Sunday, May 28, 2006

Good friends

Last night went to a barbeque at the home of two of my friends. The men cooked, and the best part -- the men cleaned up after dinner was over. This is of some significance for women and men of a certain age -- our experience was that women did all the cooking, cleaning and the men sat around shooting the shit about whatever manly men talked about. My friend's 21 year old nephew is visiting them for the weekend; he's just as nice a young man as you can imagine. He's great looking, too. He did most of the cleanup duties. We all offered to help, in fact, all the women thought we'd be sharing the duties -- if the men cooked, then we'd clean up. But this wasn't the case at all. We were waited on, and it was really quite sweet.

Four of us are not in relationships (I include the nephew and one of the men); one woman is in a long-distance relationship; and the couple whose house we were at have been together for quite some time. For me, divorced nearly 15 years and quite adept at getting involved with the wrong man, it was great to see a functional couple at work.

We talked, we told stories, we told jokes. We laughed. It was such a pleasant evening that bears mentioning because sometimes I think that conversation is a dying art form. We teased the nephew a lot, because he's great looking, and we're a bunch of dirty old women -- that was fun.

Laughter among friends has great restorative power. It makes me feel safe. I mean laughter at a deep level, belly laughs, laughs that take my breath away. It makes me feel connected.

We started talking about creating a food co-op for us -- I remembered the one I belonged to 30 years ago when my kids were babies. There were about 30 families in it and we took turns shopping for everyone once a week. Did that for about a year or two. We talked about creating our own "retirement" community although I know I will never be able to retire -- and we talked a lot about Viet Nam -- one of the men was a Nam Vet who gets compensation from the government because, as he puts it, it's the government's way of saying they were wrong to send these soldiers. That Viet Nam was wrong.

And that was our evening. How is your holiday weekend shaping up?


Sigrid Jardin said...

Just found your blog site. I enjoyed this "good friends" story very much. It sounds like a lovely evening with some great people. Today's paper had an article on the lost art of conversation, and I've been thinking about that this morning. Funny you should write about the great conversations you had! And way to go, guys, waiting on the women! That is an all-too-rare occurence!

DivaJood said...

Hi Sigrid. Welcome. It was a lovely evening, and we're doing a repeat tomorrow night. Only this time I have to bring the key lime pie, since nobody else knows how to make it. Otherwise, the guys have it covered again.

karena said...
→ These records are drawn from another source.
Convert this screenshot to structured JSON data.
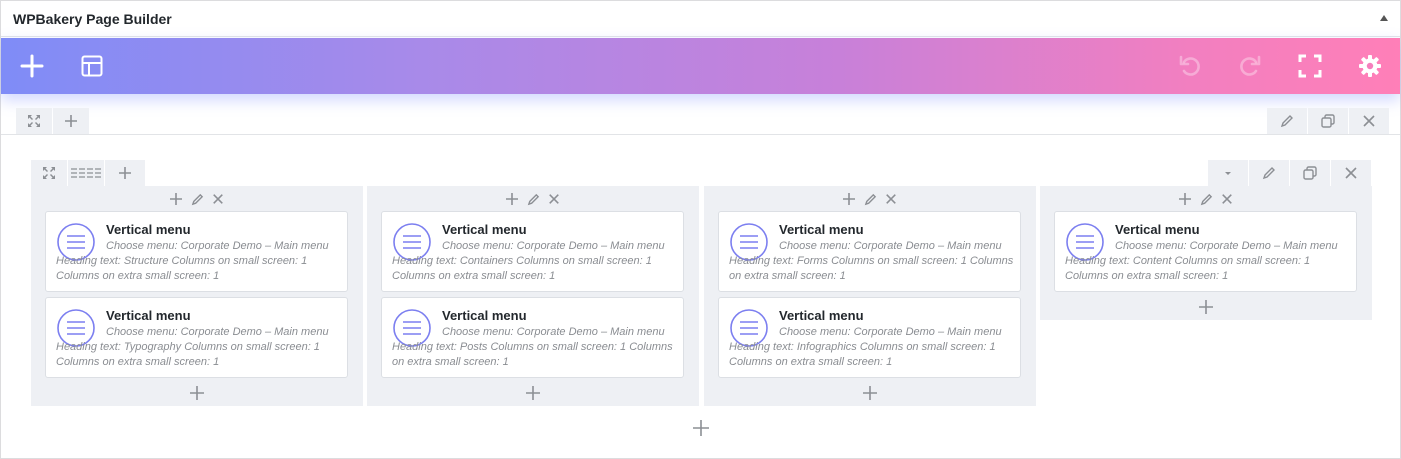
{
  "panel": {
    "title": "WPBakery Page Builder"
  },
  "navbar": {
    "add_element": "plus-icon",
    "templates": "layout-icon",
    "undo": "undo-icon",
    "redo": "redo-icon",
    "fullscreen": "fullscreen-icon",
    "settings": "gear-icon"
  },
  "colors": {
    "gradient_start": "#7f8cf7",
    "gradient_end": "#ff7fb8",
    "icon_accent": "#7c7ff0",
    "column_bg": "#eef0f4"
  },
  "columns": [
    {
      "elements": [
        {
          "title": "Vertical menu",
          "desc": "Choose menu: Corporate Demo – Main menu  Heading text: Structure  Columns on small screen: 1  Columns on extra small screen: 1"
        },
        {
          "title": "Vertical menu",
          "desc": "Choose menu: Corporate Demo – Main menu  Heading text: Typography  Columns on small screen: 1  Columns on extra small screen: 1"
        }
      ]
    },
    {
      "elements": [
        {
          "title": "Vertical menu",
          "desc": "Choose menu: Corporate Demo – Main menu  Heading text: Containers  Columns on small screen: 1  Columns on extra small screen: 1"
        },
        {
          "title": "Vertical menu",
          "desc": "Choose menu: Corporate Demo – Main menu  Heading text: Posts  Columns on small screen: 1  Columns on extra small screen: 1"
        }
      ]
    },
    {
      "elements": [
        {
          "title": "Vertical menu",
          "desc": "Choose menu: Corporate Demo – Main menu  Heading text: Forms  Columns on small screen: 1  Columns on extra small screen: 1"
        },
        {
          "title": "Vertical menu",
          "desc": "Choose menu: Corporate Demo – Main menu  Heading text: Infographics  Columns on small screen: 1  Columns on extra small screen: 1"
        }
      ]
    },
    {
      "elements": [
        {
          "title": "Vertical menu",
          "desc": "Choose menu: Corporate Demo – Main menu  Heading text: Content  Columns on small screen: 1  Columns on extra small screen: 1"
        }
      ]
    }
  ]
}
I love a key lime pie. You must have a secret recipe, if not, please share, although I never make desserts. I did all the grilling the day before yesterday. It's kind of the opposite of your evening, but I liked working the grill which is usually the man's domain. I made some baby back ribs with a dry rub and smoked with elder wood. Yummm.

DivaJood said...

Karena, secret recipe. Won't share that, or the recipe for my aunt's sweet & sour chicken wings (also known as a heart attack on a plate). Your baby back ribs sound delish!

robin andrea said...

That sounds like a wonderful evening. We had a barbecue Saturday night too. Had one couple over. A nice long four-hour conversation. A lot of politics and rantings. A lot of family talk about children and the future. We remembered that we feel very lucky to have come of age in the 60s when the prevailing winds blew our way, we helped end an undeclared war, the music was inspirational.

You are so right about laughing. It is absolutely restorative.

DivaJood said...

Robin Andrea, I don't think anything compares to what we experienced coming of age in the sixties. It was an extraordinary time -- at least the parts I remember.

Tonight's barbeque, same people, same place, makes me think in terms of the family we choose vs. the family we grew up with.

Sue Woo said...

Hey there! I had crawfish and boudin balls for memorial day. Yum Yum!

I lived in DC for a long time and went to the Wall every Memorial Day. My daddy cried when he saw the WWII Memorial last year.

Hope it was all good yall.

DivaJood said...

Hey there, Sue -- glad to know that N'awlins cooking has survived Katrina!